Not bad considering he was cast aside by the Minnesota Twins after the 2002 season and had to beat out Jeremy Giambi, Shea Hillenbrand, Doug Mientkiewicz and others to earn playing time with the Red Sox. At one point early in the 2003 season, Ortiz even gave then-Sox general manager Theo Epstein an ultimatum to play him or release him.
"From our standpoint, he's played the villain role, there's no doubt about that, extremely well since he's been there," Cashman said. "He's been vitally important for the Boston Red Sox. He's been a lethal weapon for them ever since he found his stride in 2003. He's been nothing but a beast."
It's no wonder Ortiz believed it years ago when he was told by "a lot of different people" that Steinbrenner berated Cashman over not beating the Red Sox to the punch after the Twins released Ortiz.
Sorry, Cashman says. Nobody, not even Steinbrenner, saw Ortiz's success coming.
"I think everybody was surprised," Cashman said. "I don't want to speak for the industry, but [Twins GM] Terry Ryan is as astute a baseball executive as they come. Because [Ortiz] became what he became, obviously what looks like a future Hall of Famer -- and then a Yankee killer, on top of that -- it became a false narrative of I refused to sign him over The Boss' directive, and then the fan base and social media decided to hop on to that. It was not true at all.

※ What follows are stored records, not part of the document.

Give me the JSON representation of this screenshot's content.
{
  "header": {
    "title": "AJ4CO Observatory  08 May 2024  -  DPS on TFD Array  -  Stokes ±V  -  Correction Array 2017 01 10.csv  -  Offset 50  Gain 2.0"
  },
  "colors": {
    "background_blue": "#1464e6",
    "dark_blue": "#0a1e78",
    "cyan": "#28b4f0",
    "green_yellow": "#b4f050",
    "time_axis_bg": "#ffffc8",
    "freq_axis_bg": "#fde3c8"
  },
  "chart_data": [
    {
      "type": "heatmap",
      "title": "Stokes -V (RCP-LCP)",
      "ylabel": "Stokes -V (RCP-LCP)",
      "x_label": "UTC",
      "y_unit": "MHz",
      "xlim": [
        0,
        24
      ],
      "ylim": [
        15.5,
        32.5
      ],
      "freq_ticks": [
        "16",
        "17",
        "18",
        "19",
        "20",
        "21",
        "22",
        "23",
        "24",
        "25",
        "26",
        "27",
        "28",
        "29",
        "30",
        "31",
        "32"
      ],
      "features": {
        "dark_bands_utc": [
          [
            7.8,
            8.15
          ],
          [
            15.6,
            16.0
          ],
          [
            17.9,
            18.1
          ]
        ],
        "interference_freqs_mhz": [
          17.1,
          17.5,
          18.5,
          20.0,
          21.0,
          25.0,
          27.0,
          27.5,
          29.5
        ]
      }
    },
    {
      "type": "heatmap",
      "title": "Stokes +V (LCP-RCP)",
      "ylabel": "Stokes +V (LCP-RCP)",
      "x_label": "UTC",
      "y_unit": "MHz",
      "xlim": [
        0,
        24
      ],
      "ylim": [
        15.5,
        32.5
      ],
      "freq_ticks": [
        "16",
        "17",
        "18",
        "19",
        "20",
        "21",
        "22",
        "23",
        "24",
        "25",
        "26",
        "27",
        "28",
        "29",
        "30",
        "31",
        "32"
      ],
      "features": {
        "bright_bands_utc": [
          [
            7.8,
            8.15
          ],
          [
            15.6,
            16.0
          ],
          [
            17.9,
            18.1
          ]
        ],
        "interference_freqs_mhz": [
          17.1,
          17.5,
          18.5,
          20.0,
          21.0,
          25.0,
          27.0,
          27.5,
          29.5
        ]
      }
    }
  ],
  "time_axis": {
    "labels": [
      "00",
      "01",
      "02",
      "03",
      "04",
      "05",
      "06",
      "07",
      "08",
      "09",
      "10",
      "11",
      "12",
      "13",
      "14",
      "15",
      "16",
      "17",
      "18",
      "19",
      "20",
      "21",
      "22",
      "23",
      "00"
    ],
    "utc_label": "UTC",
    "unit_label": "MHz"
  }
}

"Listen, when The Boss wanted somebody, he got him. I wanted Vlad Guerrero [after the 2003 season], he signed Gary Sheffield instead. That's just the way it worked. And if he wanted David Ortiz, David would've been here."
It didn't exactly cause a Ruthian shift in the Red Sox-Yankees balance of power, but Bostonians certainly don't mind the way it turned out. Since Ortiz signed with the Red Sox, they have won three World Series (2004, 2007, 2013) to the Yankees' one (2009).
"The Yankees were the team to beat back then," Ortiz said. "Being able to do what we did [in 2004] was something that was very special. It was career-lifting. People pretty much get to know you better, focus a little bit more on you. If you continue to be successful, you can build a career out of it."